:: Extracted entries

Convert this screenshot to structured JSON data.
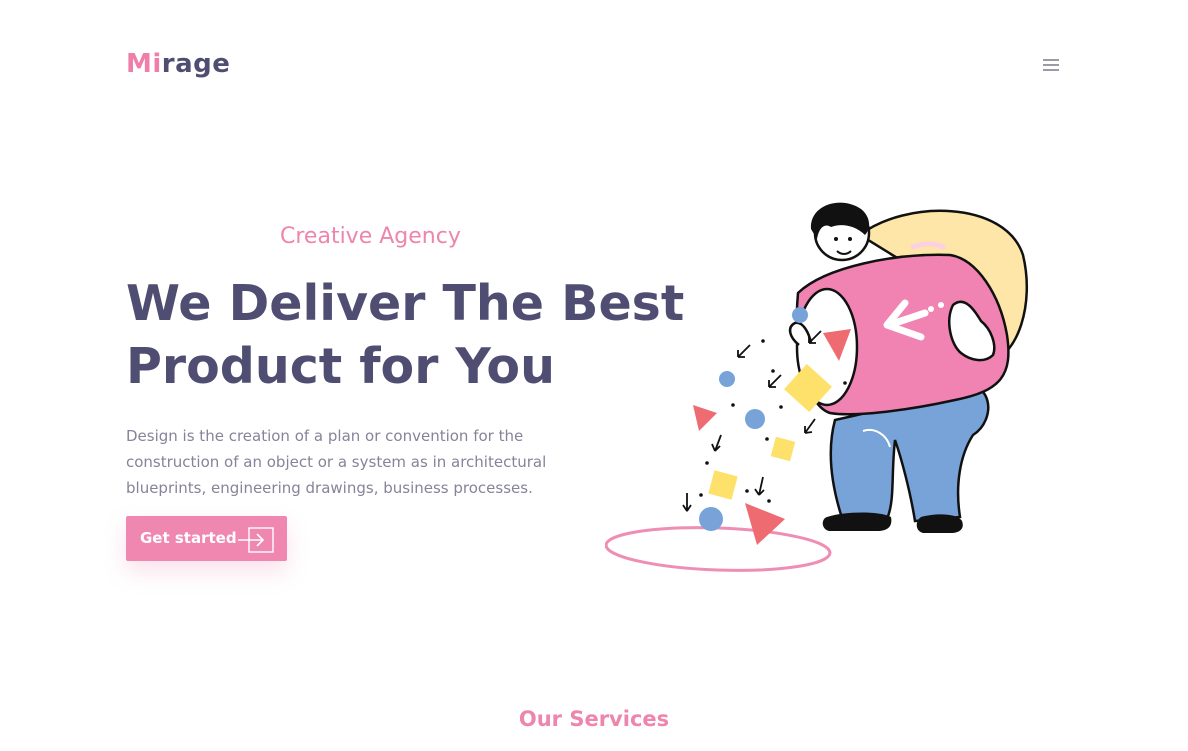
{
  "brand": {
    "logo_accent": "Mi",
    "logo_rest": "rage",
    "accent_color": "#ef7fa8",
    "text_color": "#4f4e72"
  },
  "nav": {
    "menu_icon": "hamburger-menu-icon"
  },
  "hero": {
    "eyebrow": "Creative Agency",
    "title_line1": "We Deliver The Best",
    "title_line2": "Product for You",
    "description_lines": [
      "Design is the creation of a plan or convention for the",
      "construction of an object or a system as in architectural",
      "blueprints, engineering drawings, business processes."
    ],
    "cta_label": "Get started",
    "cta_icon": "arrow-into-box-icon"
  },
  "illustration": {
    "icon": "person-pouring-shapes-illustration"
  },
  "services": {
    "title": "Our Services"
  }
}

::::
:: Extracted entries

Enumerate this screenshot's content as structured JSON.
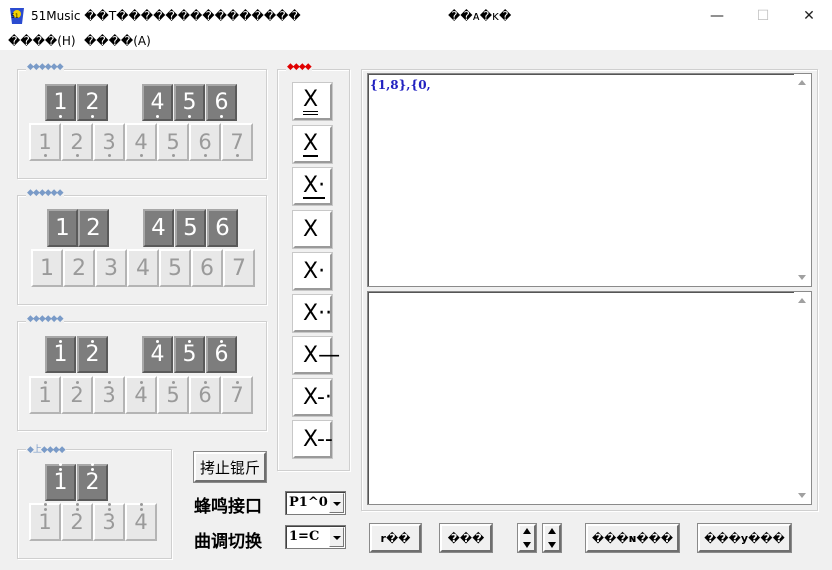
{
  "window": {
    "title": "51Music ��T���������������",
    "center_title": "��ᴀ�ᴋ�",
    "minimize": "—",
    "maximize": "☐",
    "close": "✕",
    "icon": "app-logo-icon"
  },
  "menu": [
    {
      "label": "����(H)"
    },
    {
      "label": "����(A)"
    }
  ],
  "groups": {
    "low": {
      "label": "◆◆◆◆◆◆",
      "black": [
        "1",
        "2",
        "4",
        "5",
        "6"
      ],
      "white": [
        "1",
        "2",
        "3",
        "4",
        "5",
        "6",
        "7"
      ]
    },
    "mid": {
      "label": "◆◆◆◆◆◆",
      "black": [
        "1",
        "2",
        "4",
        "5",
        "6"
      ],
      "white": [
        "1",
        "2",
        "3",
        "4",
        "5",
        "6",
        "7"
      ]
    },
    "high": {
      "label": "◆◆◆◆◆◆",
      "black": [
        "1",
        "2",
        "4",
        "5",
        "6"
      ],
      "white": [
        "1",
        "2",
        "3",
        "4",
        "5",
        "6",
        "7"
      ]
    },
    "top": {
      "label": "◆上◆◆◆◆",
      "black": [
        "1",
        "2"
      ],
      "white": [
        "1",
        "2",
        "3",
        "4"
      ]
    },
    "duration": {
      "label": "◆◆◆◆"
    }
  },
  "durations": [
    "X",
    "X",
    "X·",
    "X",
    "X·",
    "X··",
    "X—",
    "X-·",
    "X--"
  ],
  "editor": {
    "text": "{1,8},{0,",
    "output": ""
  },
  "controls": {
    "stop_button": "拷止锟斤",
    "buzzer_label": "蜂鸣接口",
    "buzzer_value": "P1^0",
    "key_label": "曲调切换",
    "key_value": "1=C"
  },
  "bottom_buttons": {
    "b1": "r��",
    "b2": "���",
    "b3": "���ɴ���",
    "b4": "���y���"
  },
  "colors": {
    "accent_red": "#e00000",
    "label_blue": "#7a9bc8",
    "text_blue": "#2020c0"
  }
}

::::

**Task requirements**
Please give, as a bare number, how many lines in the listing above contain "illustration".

**The completed task**
2